##### Records shown #####
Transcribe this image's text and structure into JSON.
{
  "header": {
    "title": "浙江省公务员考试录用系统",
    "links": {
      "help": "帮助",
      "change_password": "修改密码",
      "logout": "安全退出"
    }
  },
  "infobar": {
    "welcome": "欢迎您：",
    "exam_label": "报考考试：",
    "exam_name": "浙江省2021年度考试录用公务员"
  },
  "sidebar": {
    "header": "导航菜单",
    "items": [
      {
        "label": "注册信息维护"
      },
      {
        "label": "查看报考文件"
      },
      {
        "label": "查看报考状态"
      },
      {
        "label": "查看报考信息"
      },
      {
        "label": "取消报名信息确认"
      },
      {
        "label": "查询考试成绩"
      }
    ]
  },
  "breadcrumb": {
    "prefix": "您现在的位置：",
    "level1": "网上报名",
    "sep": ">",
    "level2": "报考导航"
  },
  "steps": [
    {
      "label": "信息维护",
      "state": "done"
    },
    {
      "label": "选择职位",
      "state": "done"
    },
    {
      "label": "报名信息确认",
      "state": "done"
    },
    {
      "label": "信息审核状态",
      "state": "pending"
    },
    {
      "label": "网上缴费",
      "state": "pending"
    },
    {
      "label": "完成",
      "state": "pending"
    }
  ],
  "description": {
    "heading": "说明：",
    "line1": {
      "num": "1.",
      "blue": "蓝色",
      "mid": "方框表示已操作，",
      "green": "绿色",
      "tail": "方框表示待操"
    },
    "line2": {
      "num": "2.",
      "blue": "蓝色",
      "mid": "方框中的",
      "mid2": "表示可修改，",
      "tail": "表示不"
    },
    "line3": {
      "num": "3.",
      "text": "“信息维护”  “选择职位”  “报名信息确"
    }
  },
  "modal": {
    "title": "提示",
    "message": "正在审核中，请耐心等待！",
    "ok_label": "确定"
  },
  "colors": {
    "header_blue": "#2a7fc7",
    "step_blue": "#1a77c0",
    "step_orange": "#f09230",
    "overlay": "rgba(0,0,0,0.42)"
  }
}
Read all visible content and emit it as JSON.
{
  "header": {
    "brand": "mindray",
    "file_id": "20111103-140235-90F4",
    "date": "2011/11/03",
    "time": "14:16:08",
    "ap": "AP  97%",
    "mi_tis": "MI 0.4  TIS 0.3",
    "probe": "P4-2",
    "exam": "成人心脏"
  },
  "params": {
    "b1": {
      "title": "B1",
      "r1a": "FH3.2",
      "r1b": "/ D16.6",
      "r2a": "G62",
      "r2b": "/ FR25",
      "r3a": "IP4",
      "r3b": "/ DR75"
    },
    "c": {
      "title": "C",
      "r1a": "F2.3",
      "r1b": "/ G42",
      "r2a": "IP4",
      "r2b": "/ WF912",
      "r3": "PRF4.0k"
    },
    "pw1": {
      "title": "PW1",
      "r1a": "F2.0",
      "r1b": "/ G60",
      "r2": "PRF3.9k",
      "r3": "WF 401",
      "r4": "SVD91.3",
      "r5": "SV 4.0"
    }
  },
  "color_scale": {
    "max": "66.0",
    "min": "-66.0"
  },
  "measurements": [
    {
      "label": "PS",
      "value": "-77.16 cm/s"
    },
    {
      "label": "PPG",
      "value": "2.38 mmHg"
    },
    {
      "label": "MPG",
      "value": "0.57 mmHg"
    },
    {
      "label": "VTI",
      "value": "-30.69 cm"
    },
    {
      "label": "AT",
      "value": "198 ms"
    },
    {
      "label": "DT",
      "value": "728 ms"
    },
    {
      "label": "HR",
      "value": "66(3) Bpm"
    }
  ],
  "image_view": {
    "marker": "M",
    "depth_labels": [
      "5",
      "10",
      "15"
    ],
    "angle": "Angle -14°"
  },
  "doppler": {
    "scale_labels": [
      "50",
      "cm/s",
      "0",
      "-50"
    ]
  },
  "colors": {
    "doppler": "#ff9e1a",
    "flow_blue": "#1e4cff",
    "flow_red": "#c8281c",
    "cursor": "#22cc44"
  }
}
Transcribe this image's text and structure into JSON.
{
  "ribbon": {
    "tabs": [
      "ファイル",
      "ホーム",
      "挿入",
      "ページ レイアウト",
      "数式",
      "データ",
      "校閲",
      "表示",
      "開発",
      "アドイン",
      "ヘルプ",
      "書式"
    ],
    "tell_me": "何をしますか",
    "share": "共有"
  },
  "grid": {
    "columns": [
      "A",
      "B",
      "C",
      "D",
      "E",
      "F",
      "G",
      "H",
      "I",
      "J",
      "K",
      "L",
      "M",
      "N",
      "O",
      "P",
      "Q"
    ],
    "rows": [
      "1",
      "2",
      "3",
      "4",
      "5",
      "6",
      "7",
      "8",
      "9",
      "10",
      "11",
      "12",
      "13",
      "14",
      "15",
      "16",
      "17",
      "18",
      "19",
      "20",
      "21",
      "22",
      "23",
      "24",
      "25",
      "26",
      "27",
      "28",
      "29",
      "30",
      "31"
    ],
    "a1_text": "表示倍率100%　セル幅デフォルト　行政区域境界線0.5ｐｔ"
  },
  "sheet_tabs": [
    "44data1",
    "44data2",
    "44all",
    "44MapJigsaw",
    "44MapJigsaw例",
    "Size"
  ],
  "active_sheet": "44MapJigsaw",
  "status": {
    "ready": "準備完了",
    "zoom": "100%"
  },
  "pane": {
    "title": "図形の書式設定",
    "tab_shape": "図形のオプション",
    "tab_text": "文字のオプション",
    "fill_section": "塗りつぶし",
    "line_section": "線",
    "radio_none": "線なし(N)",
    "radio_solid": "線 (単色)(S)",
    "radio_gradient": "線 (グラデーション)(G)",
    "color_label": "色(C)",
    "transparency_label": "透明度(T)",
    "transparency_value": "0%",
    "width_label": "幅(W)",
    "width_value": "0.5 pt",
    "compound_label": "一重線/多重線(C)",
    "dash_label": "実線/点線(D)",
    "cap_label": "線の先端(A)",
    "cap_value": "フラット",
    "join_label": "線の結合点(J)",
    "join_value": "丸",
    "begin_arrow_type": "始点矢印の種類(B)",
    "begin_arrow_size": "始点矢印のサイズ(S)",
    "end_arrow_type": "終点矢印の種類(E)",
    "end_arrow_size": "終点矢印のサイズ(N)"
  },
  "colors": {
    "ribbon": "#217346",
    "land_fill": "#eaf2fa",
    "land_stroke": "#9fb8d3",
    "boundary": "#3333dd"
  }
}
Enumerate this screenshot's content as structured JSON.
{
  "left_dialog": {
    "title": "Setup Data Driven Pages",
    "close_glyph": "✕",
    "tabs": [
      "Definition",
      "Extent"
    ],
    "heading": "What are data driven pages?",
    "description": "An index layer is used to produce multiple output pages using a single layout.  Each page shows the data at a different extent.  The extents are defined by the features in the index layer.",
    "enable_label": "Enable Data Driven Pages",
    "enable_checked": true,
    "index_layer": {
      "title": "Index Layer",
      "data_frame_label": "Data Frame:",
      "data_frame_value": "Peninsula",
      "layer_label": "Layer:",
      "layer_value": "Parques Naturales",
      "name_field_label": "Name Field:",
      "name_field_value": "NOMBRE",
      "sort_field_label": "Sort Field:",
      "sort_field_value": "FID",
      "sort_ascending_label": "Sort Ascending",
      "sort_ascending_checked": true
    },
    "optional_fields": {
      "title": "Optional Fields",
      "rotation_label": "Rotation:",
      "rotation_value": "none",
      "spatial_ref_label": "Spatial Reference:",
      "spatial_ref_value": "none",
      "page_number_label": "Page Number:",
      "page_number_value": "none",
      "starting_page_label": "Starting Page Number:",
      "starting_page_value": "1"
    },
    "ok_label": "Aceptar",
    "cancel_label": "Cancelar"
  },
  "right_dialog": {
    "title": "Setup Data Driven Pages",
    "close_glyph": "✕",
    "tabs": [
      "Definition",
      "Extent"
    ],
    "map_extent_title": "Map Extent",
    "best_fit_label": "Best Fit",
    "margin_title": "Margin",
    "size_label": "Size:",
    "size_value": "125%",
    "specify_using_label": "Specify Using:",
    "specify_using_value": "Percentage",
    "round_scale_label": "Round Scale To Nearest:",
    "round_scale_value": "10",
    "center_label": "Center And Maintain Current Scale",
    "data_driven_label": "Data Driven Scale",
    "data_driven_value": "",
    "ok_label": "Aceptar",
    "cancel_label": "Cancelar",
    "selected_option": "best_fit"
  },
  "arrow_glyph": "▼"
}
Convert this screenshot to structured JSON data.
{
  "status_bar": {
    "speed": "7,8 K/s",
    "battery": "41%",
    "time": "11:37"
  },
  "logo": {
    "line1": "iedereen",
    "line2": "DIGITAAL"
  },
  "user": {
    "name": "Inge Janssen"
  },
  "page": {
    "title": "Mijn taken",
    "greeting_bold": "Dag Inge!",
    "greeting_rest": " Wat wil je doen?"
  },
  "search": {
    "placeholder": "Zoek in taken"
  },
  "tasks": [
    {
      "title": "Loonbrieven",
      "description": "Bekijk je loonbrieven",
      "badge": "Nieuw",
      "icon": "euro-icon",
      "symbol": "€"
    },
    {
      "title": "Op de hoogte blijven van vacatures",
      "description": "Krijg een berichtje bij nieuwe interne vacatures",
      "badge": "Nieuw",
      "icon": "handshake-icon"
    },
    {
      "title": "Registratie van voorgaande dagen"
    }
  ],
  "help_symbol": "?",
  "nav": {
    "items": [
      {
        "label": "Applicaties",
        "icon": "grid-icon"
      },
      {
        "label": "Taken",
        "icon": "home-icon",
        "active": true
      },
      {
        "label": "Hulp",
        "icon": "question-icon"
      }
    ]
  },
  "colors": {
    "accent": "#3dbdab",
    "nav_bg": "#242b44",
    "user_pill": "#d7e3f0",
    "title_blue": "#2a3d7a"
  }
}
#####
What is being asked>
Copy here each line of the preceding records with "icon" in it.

Expected output>
      "icon": "euro-icon",
      "icon": "handshake-icon"
        "icon": "grid-icon"
        "icon": "home-icon",
        "icon": "question-icon"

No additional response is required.